Background: Glucose-derived metabolites may alter the structure and biologic properties of important proteins in periodontium, such as collagens. As a consequence, it is possible that collagen-binding cells may change their phenotypic traits. Although the glucose-derived product methylglyoxal (MGO) has been detected in periodontal lesions, the precise effect of collagen glycation on gingival connective tissue biology is not fully understood. The present study evaluates whether collagen glycation by MGO may affect phenotypic properties and remodeling capacity of human gingival fibroblasts (HGFs). Methods: Primary cultures of HGFs were grown on Type I collagen matrices previously treated with MGO. Cell cultures were tested for cell viability, apoptosis, a-smooth muscle actin (SMA), fibronectin (FN) production, and collagen remodeling. Mechanical properties and morphology of MGO-Treated collagen gels were evaluated using rheometry and atomic force microscopy. Statistical analysis was performed by Kruskal-Wallis and Mann-Whitney U tests. Results: MGO-Treated collagen did not affect cell viability or apoptosis. In addition, MGO did not induce significant changes in morphology or mechanical properties of the collagen matrix. However, MGO-Treated collagen stimulated an increase in the myofibroblast marker a-SMA, production and assembly of FN, and contraction of collagen matrices. Moreover, use of a triple-helical peptide that reconstitutes the collagen-binding domain for integrins GFOGER reverted the assembly of FN induced by MGO-Treated collagen. Conclusions: The present study shows that collagen glycation by MGO stimulates differentiation of myofibroblasts and production and assembly of FN. These responses may alter the homeostatic balance and wound-healing response of gingival connective tissues affected by diabetes mellitus or aging. J Periodontol 2017;88:926-935.

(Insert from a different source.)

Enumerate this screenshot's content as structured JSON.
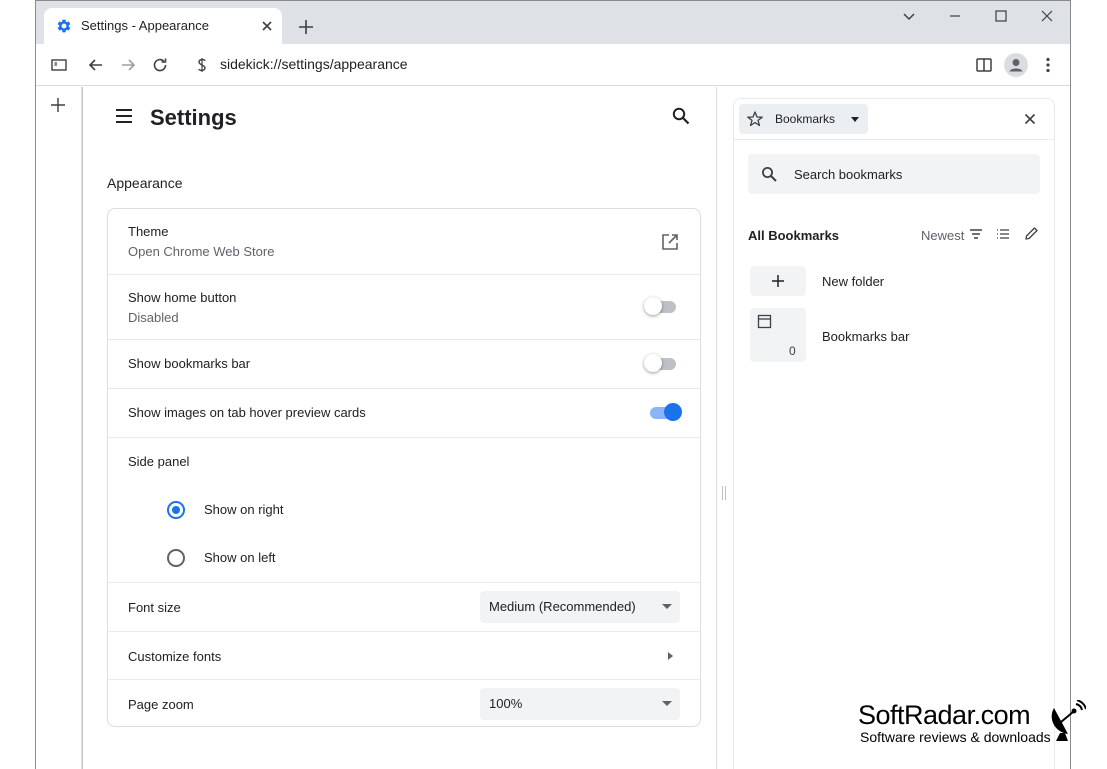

Bibliographical noteFunding Information:
The present study was financed by a research grant from the National Fund for Science and Technology from Chile, Santiago, Chile (Grant 1130618) to Dr. Patricio C. Smith. The authors acknowledge counseling provided by Dr. Christopher McCulloch (University of Toronto) in this study. The authors report no conflicts of interest related to this study.

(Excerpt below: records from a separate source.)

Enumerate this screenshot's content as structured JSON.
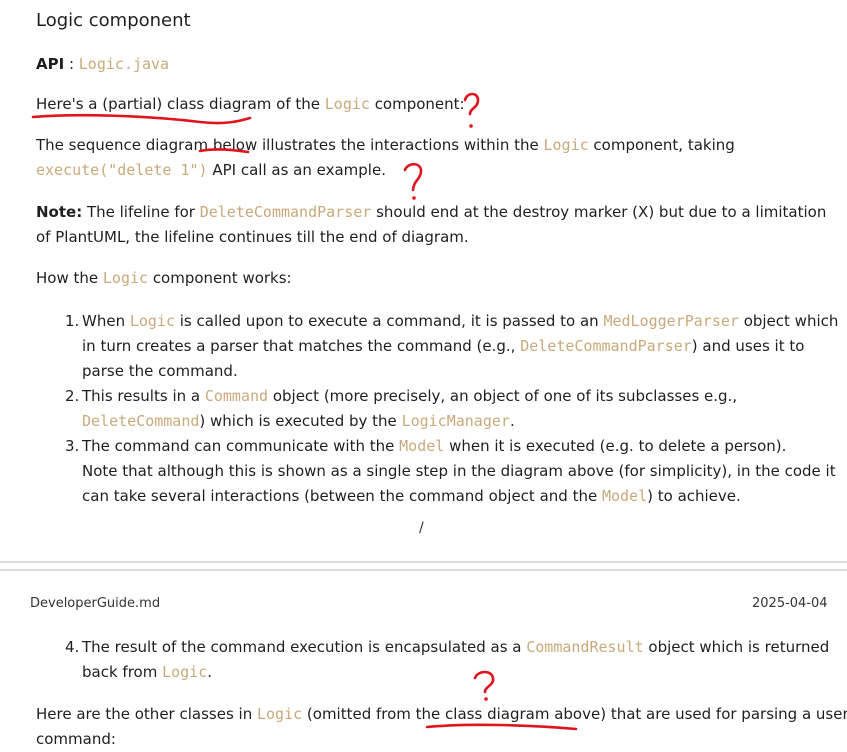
{
  "heading": "Logic component",
  "api_label": "API",
  "api_sep": " : ",
  "api_file": "Logic.java",
  "class_para": {
    "t1": "Here's a (partial) class diagram of the ",
    "c1": "Logic",
    "t2": " component:"
  },
  "seq_para": {
    "t1": "The sequence diagram below illustrates the interactions within the ",
    "c1": "Logic",
    "t2": " component, taking",
    "c2": "execute(\"delete 1\")",
    "t3": " API call as an example."
  },
  "note": {
    "label": "Note:",
    "t1": " The lifeline for ",
    "c1": "DeleteCommandParser",
    "t2": " should end at the destroy marker (X) but due to a limitation",
    "t3": "of PlantUML, the lifeline continues till the end of diagram."
  },
  "how": {
    "t1": "How the ",
    "c1": "Logic",
    "t2": " component works:"
  },
  "steps": [
    {
      "num": "1.",
      "l1a": "When ",
      "l1c": "Logic",
      "l1b": " is called upon to execute a command, it is passed to an ",
      "l1d": "MedLoggerParser",
      "l1e": " object which",
      "l2a": "in turn creates a parser that matches the command (e.g., ",
      "l2c": "DeleteCommandParser",
      "l2b": ") and uses it to",
      "l3": "parse the command."
    },
    {
      "num": "2.",
      "l1a": "This results in a ",
      "l1c": "Command",
      "l1b": " object (more precisely, an object of one of its subclasses e.g.,",
      "l2c": "DeleteCommand",
      "l2a": ") which is executed by the ",
      "l2d": "LogicManager",
      "l2b": "."
    },
    {
      "num": "3.",
      "l1a": "The command can communicate with the ",
      "l1c": "Model",
      "l1b": " when it is executed (e.g. to delete a person).",
      "l2": "Note that although this is shown as a single step in the diagram above (for simplicity), in the code it",
      "l3a": "can take several interactions (between the command object and the ",
      "l3c": "Model",
      "l3b": ") to achieve."
    }
  ],
  "page_mark": "/",
  "footer": {
    "file": "DeveloperGuide.md",
    "date": "2025-04-04"
  },
  "step4": {
    "num": "4.",
    "l1a": "The result of the command execution is encapsulated as a ",
    "l1c": "CommandResult",
    "l1b": " object which is returned",
    "l2a": "back from ",
    "l2c": "Logic",
    "l2b": "."
  },
  "other_para": {
    "t1": "Here are the other classes in ",
    "c1": "Logic",
    "t2": " (omitted from the class diagram above) that are used for parsing a user",
    "t3": "command:"
  },
  "annotation_color": "#e0141e",
  "code_color": "#c9a97a"
}
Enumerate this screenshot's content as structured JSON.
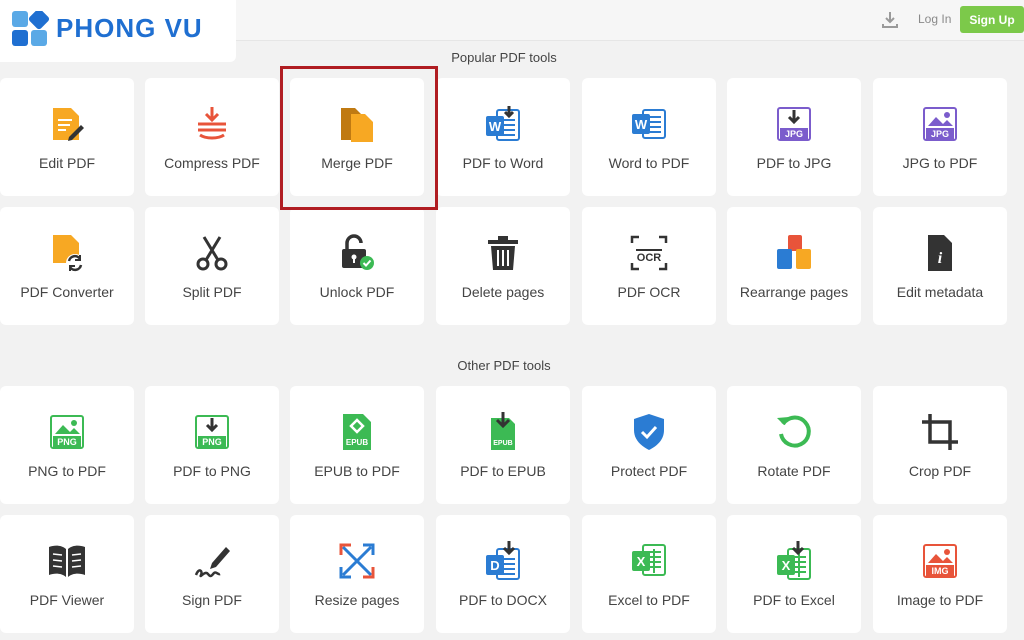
{
  "header": {
    "logo_text": "PHONG VU",
    "download_icon": "download-icon",
    "login_label": "Log In",
    "signup_label": "Sign Up"
  },
  "sections": {
    "popular_title": "Popular PDF tools",
    "other_title": "Other PDF tools"
  },
  "tools": {
    "edit_pdf": "Edit PDF",
    "compress_pdf": "Compress PDF",
    "merge_pdf": "Merge PDF",
    "pdf_to_word": "PDF to Word",
    "word_to_pdf": "Word to PDF",
    "pdf_to_jpg": "PDF to JPG",
    "jpg_to_pdf": "JPG to PDF",
    "pdf_converter": "PDF Converter",
    "split_pdf": "Split PDF",
    "unlock_pdf": "Unlock PDF",
    "delete_pages": "Delete pages",
    "pdf_ocr": "PDF OCR",
    "rearrange_pages": "Rearrange pages",
    "edit_metadata": "Edit metadata",
    "png_to_pdf": "PNG to PDF",
    "pdf_to_png": "PDF to PNG",
    "epub_to_pdf": "EPUB to PDF",
    "pdf_to_epub": "PDF to EPUB",
    "protect_pdf": "Protect PDF",
    "rotate_pdf": "Rotate PDF",
    "crop_pdf": "Crop PDF",
    "pdf_viewer": "PDF Viewer",
    "sign_pdf": "Sign PDF",
    "resize_pages": "Resize pages",
    "pdf_to_docx": "PDF to DOCX",
    "excel_to_pdf": "Excel to PDF",
    "pdf_to_excel": "PDF to Excel",
    "image_to_pdf": "Image to PDF"
  },
  "icon_badges": {
    "jpg": "JPG",
    "png": "PNG",
    "epub": "EPUB",
    "img": "IMG",
    "ocr": "OCR",
    "word": "W",
    "docx": "D",
    "excel": "X",
    "info": "i"
  },
  "highlighted_tool": "Merge PDF",
  "colors": {
    "brand_blue": "#1f6fd1",
    "signup_green": "#7cc94a",
    "highlight_red": "#b01d22",
    "page_bg": "#f2f2f2"
  }
}
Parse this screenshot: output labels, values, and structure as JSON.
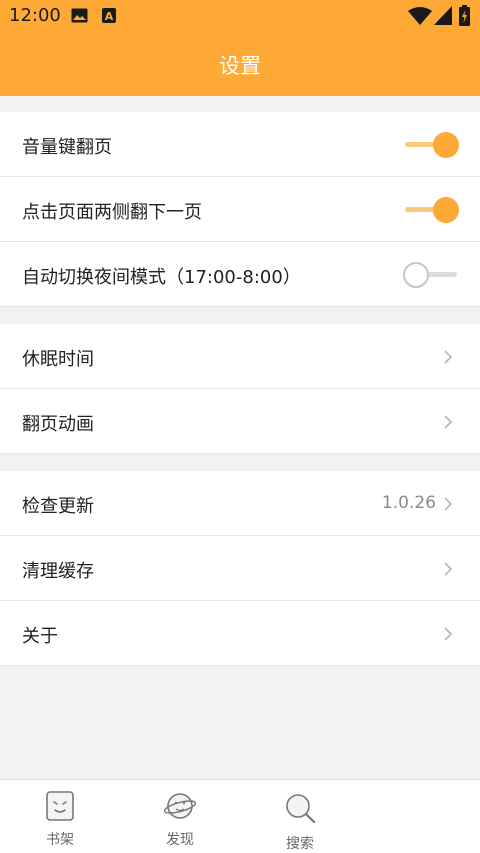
{
  "colors": {
    "accent": "#fea935",
    "status_bar": "#fea935",
    "background": "#f2f2f2"
  },
  "status_bar": {
    "time": "12:00",
    "icons": [
      "image-icon",
      "a-icon",
      "wifi-icon",
      "signal-icon",
      "battery-icon"
    ]
  },
  "header": {
    "title": "设置"
  },
  "settings": {
    "toggles": [
      {
        "label": "音量键翻页",
        "enabled": true
      },
      {
        "label": "点击页面两侧翻下一页",
        "enabled": true
      },
      {
        "label": "自动切换夜间模式（17:00-8:00）",
        "enabled": false
      }
    ],
    "reading": [
      {
        "label": "休眠时间"
      },
      {
        "label": "翻页动画"
      }
    ],
    "app": [
      {
        "label": "检查更新",
        "value": "1.0.26"
      },
      {
        "label": "清理缓存"
      },
      {
        "label": "关于"
      }
    ]
  },
  "bottom_nav": [
    {
      "label": "书架",
      "icon": "bookshelf-icon"
    },
    {
      "label": "发现",
      "icon": "planet-icon"
    },
    {
      "label": "搜索",
      "icon": "search-icon"
    }
  ]
}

© 2017 American Academy of Periodontology. All rights reserved.
- Connective tissue
- Diabetes mellitus